WHAT YOU WILL DO :: Where in the entries below does "KATA" appear? Copy every line that has it.

(Items from an interface collection)
+---+
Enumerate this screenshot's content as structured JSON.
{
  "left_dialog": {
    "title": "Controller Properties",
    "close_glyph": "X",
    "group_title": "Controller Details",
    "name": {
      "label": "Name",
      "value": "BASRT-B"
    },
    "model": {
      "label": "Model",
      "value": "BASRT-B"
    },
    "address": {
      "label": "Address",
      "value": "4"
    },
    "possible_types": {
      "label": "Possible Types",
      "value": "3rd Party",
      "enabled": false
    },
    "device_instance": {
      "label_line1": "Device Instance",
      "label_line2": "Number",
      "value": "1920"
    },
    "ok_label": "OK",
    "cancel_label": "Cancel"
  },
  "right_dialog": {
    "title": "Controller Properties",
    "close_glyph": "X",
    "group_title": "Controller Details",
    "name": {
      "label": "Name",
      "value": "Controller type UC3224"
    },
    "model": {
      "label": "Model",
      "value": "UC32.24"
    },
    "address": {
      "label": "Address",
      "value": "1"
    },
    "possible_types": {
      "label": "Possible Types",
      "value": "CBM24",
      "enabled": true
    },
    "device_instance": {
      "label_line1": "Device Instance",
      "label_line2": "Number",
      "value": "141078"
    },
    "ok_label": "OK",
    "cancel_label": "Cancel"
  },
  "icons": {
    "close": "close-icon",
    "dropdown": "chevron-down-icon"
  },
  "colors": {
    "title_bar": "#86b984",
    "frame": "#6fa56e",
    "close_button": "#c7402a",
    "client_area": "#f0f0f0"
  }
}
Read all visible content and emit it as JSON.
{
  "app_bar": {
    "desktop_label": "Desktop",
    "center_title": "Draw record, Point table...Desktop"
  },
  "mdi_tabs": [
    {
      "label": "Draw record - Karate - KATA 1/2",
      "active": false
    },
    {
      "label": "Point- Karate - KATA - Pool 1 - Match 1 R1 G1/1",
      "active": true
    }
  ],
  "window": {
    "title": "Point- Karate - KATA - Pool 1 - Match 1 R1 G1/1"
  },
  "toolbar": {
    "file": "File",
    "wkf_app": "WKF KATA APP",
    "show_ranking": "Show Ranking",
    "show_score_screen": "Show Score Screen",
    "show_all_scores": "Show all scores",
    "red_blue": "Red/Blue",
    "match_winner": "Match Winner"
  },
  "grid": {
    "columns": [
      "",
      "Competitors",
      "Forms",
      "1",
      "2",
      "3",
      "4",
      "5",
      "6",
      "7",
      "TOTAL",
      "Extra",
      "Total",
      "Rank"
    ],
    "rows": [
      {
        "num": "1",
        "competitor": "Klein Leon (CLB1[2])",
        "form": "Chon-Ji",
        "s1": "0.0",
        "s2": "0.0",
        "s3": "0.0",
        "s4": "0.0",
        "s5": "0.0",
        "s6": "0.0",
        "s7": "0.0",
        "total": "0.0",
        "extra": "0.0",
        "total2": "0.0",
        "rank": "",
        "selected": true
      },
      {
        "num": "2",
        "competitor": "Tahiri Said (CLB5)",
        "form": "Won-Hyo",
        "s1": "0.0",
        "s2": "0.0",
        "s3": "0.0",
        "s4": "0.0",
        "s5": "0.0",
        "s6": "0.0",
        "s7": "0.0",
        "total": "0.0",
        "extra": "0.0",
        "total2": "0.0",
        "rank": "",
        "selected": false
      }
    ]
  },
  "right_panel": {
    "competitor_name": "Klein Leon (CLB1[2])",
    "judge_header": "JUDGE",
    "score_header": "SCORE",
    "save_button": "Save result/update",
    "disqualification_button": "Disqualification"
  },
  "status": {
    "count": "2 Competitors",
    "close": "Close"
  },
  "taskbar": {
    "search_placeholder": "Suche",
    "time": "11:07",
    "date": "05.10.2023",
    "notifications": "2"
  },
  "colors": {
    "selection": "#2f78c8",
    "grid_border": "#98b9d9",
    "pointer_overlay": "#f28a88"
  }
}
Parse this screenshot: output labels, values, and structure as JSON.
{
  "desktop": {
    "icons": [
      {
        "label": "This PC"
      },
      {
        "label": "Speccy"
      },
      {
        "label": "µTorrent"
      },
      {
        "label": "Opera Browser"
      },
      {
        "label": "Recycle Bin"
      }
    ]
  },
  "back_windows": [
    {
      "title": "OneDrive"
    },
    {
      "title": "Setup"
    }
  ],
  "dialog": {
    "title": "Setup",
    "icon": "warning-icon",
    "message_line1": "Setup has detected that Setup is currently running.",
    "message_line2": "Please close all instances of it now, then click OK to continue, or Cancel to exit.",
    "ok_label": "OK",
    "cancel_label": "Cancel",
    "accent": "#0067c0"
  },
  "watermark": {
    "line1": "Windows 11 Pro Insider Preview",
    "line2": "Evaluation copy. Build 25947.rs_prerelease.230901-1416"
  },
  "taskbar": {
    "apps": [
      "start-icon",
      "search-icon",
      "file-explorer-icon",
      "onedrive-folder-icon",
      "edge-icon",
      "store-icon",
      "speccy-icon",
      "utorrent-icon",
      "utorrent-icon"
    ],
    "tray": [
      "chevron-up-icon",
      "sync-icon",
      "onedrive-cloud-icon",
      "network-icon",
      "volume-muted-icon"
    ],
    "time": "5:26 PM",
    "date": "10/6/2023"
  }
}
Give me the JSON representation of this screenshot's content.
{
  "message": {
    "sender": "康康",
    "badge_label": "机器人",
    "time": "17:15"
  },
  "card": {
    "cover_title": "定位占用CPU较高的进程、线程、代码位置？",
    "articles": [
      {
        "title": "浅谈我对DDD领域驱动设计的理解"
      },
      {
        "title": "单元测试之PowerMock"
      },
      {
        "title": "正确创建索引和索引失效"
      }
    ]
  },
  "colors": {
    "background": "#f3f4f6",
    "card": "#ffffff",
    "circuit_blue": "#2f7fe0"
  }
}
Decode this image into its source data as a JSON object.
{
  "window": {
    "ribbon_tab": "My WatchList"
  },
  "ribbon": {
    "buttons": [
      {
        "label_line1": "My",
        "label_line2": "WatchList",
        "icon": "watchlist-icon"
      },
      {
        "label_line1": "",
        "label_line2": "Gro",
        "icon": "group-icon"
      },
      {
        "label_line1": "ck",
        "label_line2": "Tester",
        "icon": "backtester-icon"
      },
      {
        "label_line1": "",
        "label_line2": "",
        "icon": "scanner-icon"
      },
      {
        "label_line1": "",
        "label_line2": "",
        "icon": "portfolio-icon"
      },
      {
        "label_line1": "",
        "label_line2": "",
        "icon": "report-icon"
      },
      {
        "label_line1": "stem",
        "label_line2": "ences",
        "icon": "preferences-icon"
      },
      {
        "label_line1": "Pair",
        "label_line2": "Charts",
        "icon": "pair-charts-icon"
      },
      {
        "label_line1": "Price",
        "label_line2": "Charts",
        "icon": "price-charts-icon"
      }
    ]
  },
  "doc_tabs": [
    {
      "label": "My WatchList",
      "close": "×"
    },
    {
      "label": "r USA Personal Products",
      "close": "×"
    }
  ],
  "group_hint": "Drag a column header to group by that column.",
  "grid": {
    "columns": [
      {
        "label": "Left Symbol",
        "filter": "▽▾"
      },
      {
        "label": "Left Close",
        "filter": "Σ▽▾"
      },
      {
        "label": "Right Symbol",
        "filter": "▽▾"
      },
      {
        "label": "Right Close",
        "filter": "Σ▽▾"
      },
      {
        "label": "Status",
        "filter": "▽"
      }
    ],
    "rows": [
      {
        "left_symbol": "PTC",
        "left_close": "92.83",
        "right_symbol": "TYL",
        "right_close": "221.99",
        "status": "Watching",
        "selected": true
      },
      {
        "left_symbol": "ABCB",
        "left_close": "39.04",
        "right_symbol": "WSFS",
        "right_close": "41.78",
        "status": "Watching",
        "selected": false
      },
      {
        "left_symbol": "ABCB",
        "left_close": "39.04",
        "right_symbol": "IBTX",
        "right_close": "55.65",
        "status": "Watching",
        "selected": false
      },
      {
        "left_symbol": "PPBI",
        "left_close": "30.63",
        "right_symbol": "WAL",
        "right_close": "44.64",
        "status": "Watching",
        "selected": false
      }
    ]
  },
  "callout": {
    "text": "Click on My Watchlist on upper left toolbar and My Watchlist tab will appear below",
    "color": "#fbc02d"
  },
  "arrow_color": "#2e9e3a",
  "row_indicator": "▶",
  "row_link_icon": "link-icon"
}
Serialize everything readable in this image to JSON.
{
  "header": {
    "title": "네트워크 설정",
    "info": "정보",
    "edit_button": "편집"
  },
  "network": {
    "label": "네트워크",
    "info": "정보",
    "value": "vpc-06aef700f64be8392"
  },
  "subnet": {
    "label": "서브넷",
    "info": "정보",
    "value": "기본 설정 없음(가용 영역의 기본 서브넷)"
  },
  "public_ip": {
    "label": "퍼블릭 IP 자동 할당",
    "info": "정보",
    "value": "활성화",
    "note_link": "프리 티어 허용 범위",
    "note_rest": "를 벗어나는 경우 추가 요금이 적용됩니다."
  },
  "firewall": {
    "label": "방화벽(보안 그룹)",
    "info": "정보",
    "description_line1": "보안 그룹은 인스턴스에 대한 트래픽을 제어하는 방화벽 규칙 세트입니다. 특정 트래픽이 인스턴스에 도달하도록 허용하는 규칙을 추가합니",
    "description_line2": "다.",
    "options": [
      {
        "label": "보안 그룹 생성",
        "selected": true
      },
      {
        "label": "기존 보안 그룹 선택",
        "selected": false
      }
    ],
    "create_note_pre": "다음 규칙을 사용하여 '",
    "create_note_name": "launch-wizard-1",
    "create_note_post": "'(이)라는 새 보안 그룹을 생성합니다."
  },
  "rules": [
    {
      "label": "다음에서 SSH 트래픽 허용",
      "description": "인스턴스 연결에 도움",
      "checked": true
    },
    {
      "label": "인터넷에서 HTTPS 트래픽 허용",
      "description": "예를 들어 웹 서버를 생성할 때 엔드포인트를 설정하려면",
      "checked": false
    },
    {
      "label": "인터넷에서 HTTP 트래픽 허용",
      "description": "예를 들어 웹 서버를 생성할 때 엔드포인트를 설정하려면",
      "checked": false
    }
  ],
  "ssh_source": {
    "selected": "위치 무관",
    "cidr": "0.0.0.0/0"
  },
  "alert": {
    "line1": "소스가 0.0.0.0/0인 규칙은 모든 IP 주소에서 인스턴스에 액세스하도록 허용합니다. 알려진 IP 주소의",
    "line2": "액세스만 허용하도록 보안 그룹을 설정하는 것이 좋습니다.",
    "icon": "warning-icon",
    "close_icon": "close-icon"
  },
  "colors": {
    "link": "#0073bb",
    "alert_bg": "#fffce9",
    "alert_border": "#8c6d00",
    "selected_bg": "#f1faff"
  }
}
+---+
RESULT OF THIS TASK ::
      "label": "Draw record - Karate - KATA 1/2",
      "label": "Point- Karate - KATA - Pool 1 - Match 1 R1 G1/1",
    "title": "Point- Karate - KATA - Pool 1 - Match 1 R1 G1/1"
    "wkf_app": "WKF KATA APP",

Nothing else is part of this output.